◆ **Exercise details**:
Using the records below, find every line that includes "Make" and copy it.

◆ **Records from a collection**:
>>

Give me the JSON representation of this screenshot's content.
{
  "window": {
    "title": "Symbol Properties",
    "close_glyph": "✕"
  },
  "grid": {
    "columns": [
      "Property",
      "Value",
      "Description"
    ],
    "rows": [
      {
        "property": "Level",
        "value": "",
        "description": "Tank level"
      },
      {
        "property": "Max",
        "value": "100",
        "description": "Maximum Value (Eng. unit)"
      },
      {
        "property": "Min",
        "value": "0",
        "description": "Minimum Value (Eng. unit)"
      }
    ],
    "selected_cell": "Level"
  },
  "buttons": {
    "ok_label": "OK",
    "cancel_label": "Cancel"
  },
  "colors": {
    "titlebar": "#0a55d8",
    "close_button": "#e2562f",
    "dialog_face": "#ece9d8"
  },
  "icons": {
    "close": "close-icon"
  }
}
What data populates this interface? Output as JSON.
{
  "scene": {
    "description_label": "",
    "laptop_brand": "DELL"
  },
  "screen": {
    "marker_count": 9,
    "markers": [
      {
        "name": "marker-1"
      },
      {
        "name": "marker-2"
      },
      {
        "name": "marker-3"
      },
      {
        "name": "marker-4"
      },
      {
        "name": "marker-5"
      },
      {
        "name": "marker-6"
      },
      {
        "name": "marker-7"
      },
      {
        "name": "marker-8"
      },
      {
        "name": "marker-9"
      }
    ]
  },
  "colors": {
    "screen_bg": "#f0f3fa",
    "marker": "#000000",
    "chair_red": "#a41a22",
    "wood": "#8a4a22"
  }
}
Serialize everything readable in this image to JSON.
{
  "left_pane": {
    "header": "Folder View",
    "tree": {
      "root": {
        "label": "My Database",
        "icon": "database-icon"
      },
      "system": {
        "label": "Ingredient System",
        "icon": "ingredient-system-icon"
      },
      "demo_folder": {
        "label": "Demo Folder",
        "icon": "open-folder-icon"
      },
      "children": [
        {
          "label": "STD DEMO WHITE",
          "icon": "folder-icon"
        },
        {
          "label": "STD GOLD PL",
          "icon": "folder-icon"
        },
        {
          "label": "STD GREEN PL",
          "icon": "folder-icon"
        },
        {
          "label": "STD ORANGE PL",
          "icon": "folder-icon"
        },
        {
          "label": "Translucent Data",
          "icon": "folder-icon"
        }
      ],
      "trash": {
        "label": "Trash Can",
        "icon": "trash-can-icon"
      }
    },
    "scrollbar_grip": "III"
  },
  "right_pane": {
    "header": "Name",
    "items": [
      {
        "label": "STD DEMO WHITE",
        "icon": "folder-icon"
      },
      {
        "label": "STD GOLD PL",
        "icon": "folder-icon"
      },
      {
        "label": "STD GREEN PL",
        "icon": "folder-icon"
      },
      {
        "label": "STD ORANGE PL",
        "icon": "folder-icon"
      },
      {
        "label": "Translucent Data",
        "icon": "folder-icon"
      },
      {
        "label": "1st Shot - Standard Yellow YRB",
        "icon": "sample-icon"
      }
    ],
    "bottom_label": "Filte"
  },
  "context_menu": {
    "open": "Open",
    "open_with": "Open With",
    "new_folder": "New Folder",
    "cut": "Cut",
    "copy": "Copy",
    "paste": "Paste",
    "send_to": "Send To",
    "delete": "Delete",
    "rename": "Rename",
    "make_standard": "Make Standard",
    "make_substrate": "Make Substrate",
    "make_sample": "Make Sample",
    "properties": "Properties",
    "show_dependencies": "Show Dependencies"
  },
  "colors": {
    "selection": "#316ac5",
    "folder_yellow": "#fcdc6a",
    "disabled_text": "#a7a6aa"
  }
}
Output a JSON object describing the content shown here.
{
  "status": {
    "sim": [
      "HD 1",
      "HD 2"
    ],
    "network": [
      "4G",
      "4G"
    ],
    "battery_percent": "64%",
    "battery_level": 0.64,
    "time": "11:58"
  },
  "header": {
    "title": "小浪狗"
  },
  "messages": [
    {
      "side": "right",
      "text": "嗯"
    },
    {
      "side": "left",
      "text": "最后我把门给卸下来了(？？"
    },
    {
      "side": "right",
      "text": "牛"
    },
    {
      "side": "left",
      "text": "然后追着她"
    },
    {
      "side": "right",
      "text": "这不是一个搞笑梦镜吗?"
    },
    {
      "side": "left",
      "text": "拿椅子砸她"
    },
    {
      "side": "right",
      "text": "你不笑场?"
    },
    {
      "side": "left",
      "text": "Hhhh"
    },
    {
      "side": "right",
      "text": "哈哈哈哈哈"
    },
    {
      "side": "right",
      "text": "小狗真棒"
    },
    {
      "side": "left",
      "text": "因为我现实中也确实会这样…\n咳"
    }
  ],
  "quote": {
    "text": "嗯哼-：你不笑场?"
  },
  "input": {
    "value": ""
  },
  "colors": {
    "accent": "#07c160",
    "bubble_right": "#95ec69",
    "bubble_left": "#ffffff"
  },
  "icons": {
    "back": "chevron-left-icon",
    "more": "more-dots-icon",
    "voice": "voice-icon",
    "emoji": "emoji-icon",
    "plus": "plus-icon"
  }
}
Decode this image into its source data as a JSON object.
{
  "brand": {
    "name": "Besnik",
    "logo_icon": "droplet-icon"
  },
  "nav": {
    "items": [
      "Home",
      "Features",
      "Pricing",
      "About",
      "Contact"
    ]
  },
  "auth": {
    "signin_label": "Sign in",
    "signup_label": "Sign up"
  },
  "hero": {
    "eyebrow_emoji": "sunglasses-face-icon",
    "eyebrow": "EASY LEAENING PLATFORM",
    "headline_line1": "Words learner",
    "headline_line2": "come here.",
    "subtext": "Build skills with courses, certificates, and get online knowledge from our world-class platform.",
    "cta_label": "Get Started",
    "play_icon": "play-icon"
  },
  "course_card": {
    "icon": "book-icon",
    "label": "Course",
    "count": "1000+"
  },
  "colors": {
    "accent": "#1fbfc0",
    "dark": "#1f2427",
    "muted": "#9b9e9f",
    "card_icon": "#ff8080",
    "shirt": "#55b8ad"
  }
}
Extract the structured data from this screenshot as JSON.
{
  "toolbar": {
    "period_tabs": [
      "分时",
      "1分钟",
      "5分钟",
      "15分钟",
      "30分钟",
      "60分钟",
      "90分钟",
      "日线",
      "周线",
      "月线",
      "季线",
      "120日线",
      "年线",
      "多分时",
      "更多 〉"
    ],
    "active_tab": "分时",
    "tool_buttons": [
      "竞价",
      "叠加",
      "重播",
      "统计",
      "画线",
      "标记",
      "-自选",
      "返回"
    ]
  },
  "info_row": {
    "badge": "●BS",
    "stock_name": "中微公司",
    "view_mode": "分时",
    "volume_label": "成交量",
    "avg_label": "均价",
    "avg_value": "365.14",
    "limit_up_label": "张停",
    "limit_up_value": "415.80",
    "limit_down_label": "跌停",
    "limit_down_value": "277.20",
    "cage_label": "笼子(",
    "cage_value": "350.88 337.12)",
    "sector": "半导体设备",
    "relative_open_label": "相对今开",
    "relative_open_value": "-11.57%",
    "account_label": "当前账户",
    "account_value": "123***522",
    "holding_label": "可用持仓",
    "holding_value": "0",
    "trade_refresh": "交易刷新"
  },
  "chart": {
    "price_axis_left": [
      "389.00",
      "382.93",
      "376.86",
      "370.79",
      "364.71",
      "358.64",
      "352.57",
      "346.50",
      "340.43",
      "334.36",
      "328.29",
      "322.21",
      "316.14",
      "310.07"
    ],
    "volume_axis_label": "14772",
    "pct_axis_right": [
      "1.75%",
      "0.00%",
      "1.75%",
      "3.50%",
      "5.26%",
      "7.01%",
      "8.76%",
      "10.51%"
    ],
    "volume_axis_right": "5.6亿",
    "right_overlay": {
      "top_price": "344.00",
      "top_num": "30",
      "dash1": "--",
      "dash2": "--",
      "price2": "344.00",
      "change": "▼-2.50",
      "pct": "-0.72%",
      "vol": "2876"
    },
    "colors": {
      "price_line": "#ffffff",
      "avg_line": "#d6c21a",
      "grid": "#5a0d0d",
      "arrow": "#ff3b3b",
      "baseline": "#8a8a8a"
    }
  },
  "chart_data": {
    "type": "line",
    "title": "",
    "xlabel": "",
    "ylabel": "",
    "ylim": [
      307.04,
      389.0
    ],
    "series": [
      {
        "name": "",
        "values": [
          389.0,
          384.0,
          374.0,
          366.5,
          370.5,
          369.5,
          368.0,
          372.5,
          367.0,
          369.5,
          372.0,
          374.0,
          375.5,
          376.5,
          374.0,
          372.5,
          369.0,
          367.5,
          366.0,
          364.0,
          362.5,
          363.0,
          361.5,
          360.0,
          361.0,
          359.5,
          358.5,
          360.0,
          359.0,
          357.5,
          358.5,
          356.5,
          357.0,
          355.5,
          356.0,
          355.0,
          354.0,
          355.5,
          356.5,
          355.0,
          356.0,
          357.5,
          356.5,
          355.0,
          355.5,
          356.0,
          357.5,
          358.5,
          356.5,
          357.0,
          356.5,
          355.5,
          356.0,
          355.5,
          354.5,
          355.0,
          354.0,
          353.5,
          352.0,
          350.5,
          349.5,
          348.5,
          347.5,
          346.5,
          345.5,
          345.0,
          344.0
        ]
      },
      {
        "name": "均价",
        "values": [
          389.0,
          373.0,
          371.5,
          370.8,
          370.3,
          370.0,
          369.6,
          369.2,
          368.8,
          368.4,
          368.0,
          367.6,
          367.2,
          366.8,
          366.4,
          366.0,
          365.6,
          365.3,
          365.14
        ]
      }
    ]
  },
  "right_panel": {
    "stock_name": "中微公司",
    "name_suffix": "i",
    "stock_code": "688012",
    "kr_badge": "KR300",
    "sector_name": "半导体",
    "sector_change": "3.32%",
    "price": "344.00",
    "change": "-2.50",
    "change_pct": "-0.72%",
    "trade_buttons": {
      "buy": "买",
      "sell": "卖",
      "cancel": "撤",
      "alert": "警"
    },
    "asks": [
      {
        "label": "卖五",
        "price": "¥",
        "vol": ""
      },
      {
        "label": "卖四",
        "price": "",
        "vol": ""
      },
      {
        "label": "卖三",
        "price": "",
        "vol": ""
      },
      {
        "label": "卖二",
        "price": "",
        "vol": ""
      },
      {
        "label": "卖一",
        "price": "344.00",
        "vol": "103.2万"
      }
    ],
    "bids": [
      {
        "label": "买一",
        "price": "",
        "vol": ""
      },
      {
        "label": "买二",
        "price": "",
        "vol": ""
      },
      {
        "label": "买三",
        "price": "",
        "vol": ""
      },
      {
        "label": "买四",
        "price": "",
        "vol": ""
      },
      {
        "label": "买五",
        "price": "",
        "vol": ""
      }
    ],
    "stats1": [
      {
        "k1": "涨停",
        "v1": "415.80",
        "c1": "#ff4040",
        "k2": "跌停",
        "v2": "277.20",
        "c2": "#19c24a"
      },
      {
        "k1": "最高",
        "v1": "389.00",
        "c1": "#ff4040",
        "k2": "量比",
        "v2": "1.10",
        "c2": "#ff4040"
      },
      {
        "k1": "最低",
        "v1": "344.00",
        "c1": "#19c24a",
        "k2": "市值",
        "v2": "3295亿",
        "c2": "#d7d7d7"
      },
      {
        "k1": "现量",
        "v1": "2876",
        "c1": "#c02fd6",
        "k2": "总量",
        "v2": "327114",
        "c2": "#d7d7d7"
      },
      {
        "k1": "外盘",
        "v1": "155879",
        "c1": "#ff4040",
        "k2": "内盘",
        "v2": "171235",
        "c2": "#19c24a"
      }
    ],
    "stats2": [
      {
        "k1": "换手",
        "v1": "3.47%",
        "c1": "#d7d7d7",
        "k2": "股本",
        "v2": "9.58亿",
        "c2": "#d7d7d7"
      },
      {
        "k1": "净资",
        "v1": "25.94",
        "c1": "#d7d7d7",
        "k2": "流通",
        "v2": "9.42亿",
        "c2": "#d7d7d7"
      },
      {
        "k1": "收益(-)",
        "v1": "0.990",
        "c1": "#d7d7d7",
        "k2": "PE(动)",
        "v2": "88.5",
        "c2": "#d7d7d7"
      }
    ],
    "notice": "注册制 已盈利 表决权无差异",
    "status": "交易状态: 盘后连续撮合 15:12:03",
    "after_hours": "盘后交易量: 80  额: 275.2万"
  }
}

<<

◆ **Result for this exercise**:
    "make_standard": "Make Standard",
    "make_substrate": "Make Substrate",
    "make_sample": "Make Sample",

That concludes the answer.